▽

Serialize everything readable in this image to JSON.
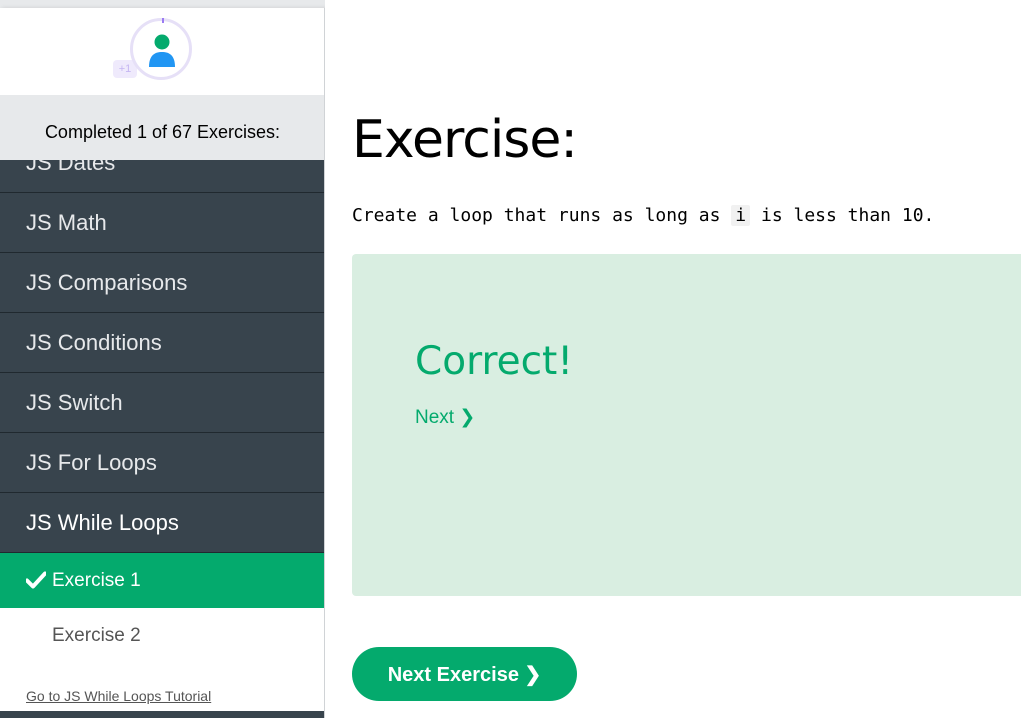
{
  "sidebar": {
    "xp_badge": "+1",
    "progress_text": "Completed 1 of 67 Exercises:",
    "nav_items": [
      {
        "label": "JS Dates"
      },
      {
        "label": "JS Math"
      },
      {
        "label": "JS Comparisons"
      },
      {
        "label": "JS Conditions"
      },
      {
        "label": "JS Switch"
      },
      {
        "label": "JS For Loops"
      },
      {
        "label": "JS While Loops",
        "active": true
      }
    ],
    "exercises": [
      {
        "label": "Exercise 1",
        "completed": true
      },
      {
        "label": "Exercise 2",
        "completed": false
      }
    ],
    "tutorial_link": "Go to JS While Loops Tutorial"
  },
  "main": {
    "heading": "Exercise:",
    "instruction_parts": [
      "Create a loop that runs as long as ",
      "i",
      " is less than ",
      "10",
      "."
    ],
    "result_title": "Correct!",
    "next_link": "Next ❯",
    "next_exercise_button": "Next Exercise ❯"
  },
  "icons": {
    "avatar": "user-avatar-icon",
    "check": "check-icon"
  },
  "colors": {
    "accent": "#04aa6d",
    "sidebar_bg": "#38444d",
    "result_bg": "#d9eee1"
  }
}
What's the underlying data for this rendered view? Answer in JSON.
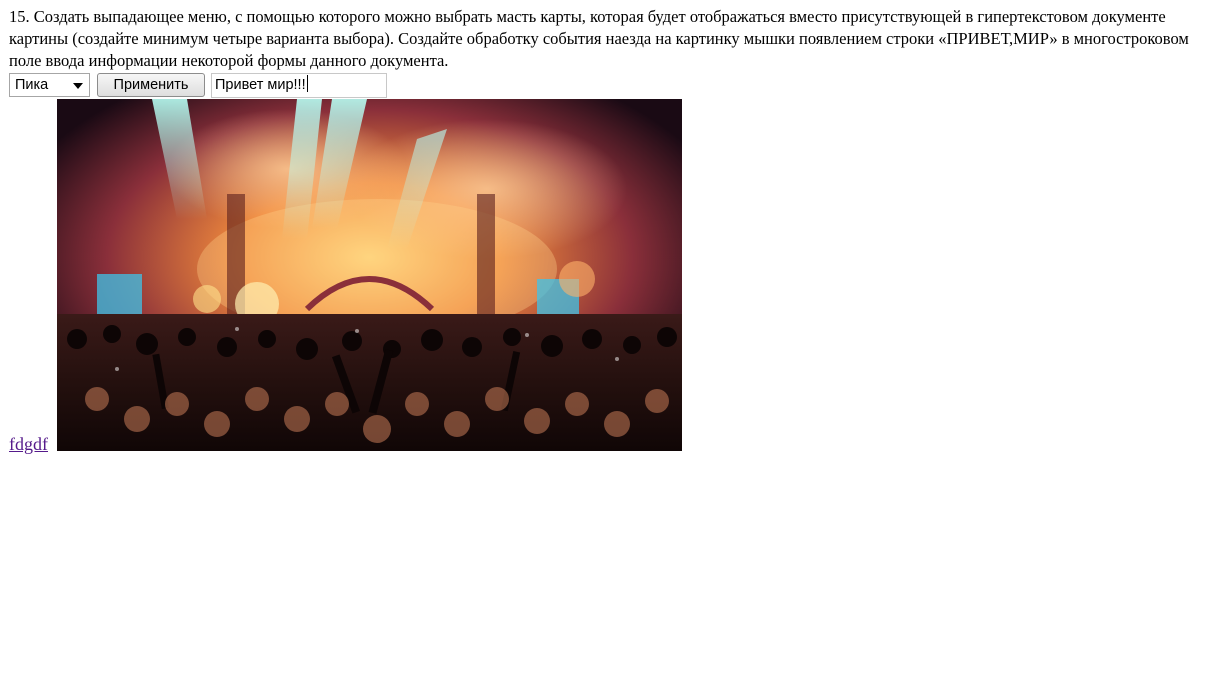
{
  "task": {
    "text": "15. Создать выпадающее меню, с помощью которого можно выбрать масть карты, которая будет отображаться вместо присутствующей в гипертекстовом документе картины (создайте минимум четыре варианта выбора). Создайте обработку события наезда на картинку мышки появлением строки «ПРИВЕТ,МИР» в многостроковом поле ввода информации некоторой формы данного документа."
  },
  "form": {
    "suit_selected": "Пика",
    "apply_label": "Применить",
    "message_value": "Привет мир!!!"
  },
  "content": {
    "link_text": "fdgdf"
  }
}
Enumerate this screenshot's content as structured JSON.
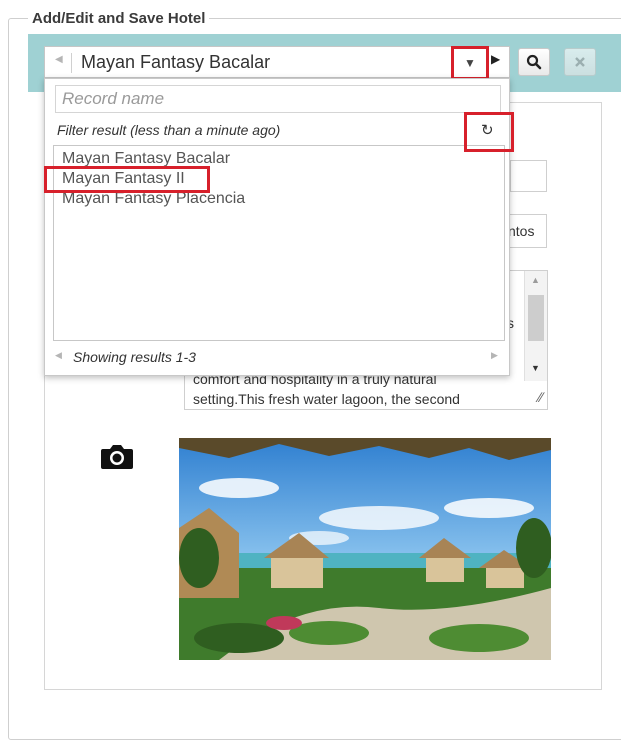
{
  "panel": {
    "legend": "Add/Edit and Save Hotel"
  },
  "combo": {
    "selected_value": "Mayan Fantasy Bacalar"
  },
  "popup": {
    "search_placeholder": "Record name",
    "filter_text": "Filter result (less than a minute ago)",
    "results": [
      "Mayan Fantasy Bacalar",
      "Mayan Fantasy II",
      "Mayan Fantasy Placencia"
    ],
    "footer_text": "Showing results 1-3"
  },
  "background_fields": {
    "partial_text": "ntos",
    "partial_letter": "s",
    "description_lines": [
      "comfort and hospitality in a truly natural",
      "setting.This fresh water lagoon, the second"
    ]
  },
  "icons": {
    "left_arrow": "left-arrow-icon",
    "dropdown": "chevron-down-icon",
    "next": "right-arrow-icon",
    "search": "search-icon",
    "clear": "close-icon",
    "refresh": "refresh-icon",
    "camera": "camera-icon",
    "resize": "resize-grip-icon"
  },
  "colors": {
    "highlight_box": "#d7202b",
    "toolbar_bg": "#9fd1d3"
  }
}
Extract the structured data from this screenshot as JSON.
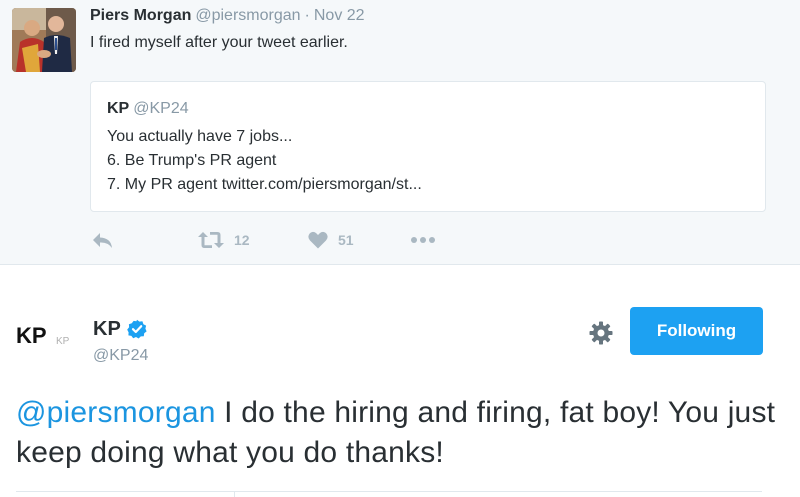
{
  "parent_tweet": {
    "author_name": "Piers Morgan",
    "author_handle": "@piersmorgan",
    "separator": "·",
    "timestamp": "Nov 22",
    "text": "I fired myself after your tweet earlier.",
    "avatar_icon": "avatar-photo",
    "quoted_tweet": {
      "author_name": "KP",
      "author_handle": "@KP24",
      "lines": [
        "You actually have 7 jobs...",
        "6. Be Trump's PR agent",
        "7. My PR agent twitter.com/piersmorgan/st..."
      ]
    },
    "actions": {
      "reply_icon": "reply-icon",
      "retweet_icon": "retweet-icon",
      "retweet_count": "12",
      "like_icon": "heart-icon",
      "like_count": "51",
      "more_icon": "more-dots-icon"
    }
  },
  "main_tweet": {
    "author_name": "KP",
    "author_handle": "@KP24",
    "verified": true,
    "avatar_logo": "KP",
    "avatar_logo_small": "KP",
    "settings_icon": "gear-icon",
    "follow_button_label": "Following",
    "mention": "@piersmorgan",
    "text": " I do the hiring and firing, fat boy! You just keep doing what you do thanks!"
  },
  "colors": {
    "accent": "#1da1f2",
    "link": "#1b95e0",
    "text": "#292f33",
    "muted": "#8899a6",
    "icon": "#aab8c2",
    "border": "#e1e8ed",
    "background_light": "#f5f8fa"
  }
}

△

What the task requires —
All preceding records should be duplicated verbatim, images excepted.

Answer space —
Serialize everything readable in this image to JSON.
{
  "sidebar": {
    "xp_badge": "+1",
    "progress_text": "Completed 1 of 67 Exercises:",
    "nav_items": [
      {
        "label": "JS Dates"
      },
      {
        "label": "JS Math"
      },
      {
        "label": "JS Comparisons"
      },
      {
        "label": "JS Conditions"
      },
      {
        "label": "JS Switch"
      },
      {
        "label": "JS For Loops"
      },
      {
        "label": "JS While Loops",
        "active": true
      }
    ],
    "exercises": [
      {
        "label": "Exercise 1",
        "completed": true
      },
      {
        "label": "Exercise 2",
        "completed": false
      }
    ],
    "tutorial_link": "Go to JS While Loops Tutorial"
  },
  "main": {
    "heading": "Exercise:",
    "instruction_parts": [
      "Create a loop that runs as long as ",
      "i",
      " is less than ",
      "10",
      "."
    ],
    "result_title": "Correct!",
    "next_link": "Next ❯",
    "next_exercise_button": "Next Exercise ❯"
  },
  "icons": {
    "avatar": "user-avatar-icon",
    "check": "check-icon"
  },
  "colors": {
    "accent": "#04aa6d",
    "sidebar_bg": "#38444d",
    "result_bg": "#d9eee1"
  }
}
What's the underlying data for this rendered view? Answer in JSON.
{
  "task": {
    "text": "15. Создать выпадающее меню, с помощью которого можно выбрать масть карты, которая будет отображаться вместо присутствующей в гипертекстовом документе картины (создайте минимум четыре варианта выбора). Создайте обработку события наезда на картинку мышки появлением строки «ПРИВЕТ,МИР» в многостроковом поле ввода информации некоторой формы данного документа."
  },
  "form": {
    "suit_selected": "Пика",
    "apply_label": "Применить",
    "message_value": "Привет мир!!!"
  },
  "content": {
    "link_text": "fdgdf"
  }
}
Enumerate this screenshot's content as structured JSON.
{
  "panel": {
    "legend": "Add/Edit and Save Hotel"
  },
  "combo": {
    "selected_value": "Mayan Fantasy Bacalar"
  },
  "popup": {
    "search_placeholder": "Record name",
    "filter_text": "Filter result (less than a minute ago)",
    "results": [
      "Mayan Fantasy Bacalar",
      "Mayan Fantasy II",
      "Mayan Fantasy Placencia"
    ],
    "footer_text": "Showing results 1-3"
  },
  "background_fields": {
    "partial_text": "ntos",
    "partial_letter": "s",
    "description_lines": [
      "comfort and hospitality in a truly natural",
      "setting.This fresh water lagoon, the second"
    ]
  },
  "icons": {
    "left_arrow": "left-arrow-icon",
    "dropdown": "chevron-down-icon",
    "next": "right-arrow-icon",
    "search": "search-icon",
    "clear": "close-icon",
    "refresh": "refresh-icon",
    "camera": "camera-icon",
    "resize": "resize-grip-icon"
  },
  "colors": {
    "highlight_box": "#d7202b",
    "toolbar_bg": "#9fd1d3"
  }
}
Extract the structured data from this screenshot as JSON.
{
  "parent_tweet": {
    "author_name": "Piers Morgan",
    "author_handle": "@piersmorgan",
    "separator": "·",
    "timestamp": "Nov 22",
    "text": "I fired myself after your tweet earlier.",
    "avatar_icon": "avatar-photo",
    "quoted_tweet": {
      "author_name": "KP",
      "author_handle": "@KP24",
      "lines": [
        "You actually have 7 jobs...",
        "6. Be Trump's PR agent",
        "7. My PR agent twitter.com/piersmorgan/st..."
      ]
    },
    "actions": {
      "reply_icon": "reply-icon",
      "retweet_icon": "retweet-icon",
      "retweet_count": "12",
      "like_icon": "heart-icon",
      "like_count": "51",
      "more_icon": "more-dots-icon"
    }
  },
  "main_tweet": {
    "author_name": "KP",
    "author_handle": "@KP24",
    "verified": true,
    "avatar_logo": "KP",
    "avatar_logo_small": "KP",
    "settings_icon": "gear-icon",
    "follow_button_label": "Following",
    "mention": "@piersmorgan",
    "text": " I do the hiring and firing, fat boy! You just keep doing what you do thanks!"
  },
  "colors": {
    "accent": "#1da1f2",
    "link": "#1b95e0",
    "text": "#292f33",
    "muted": "#8899a6",
    "icon": "#aab8c2",
    "border": "#e1e8ed",
    "background_light": "#f5f8fa"
  }
}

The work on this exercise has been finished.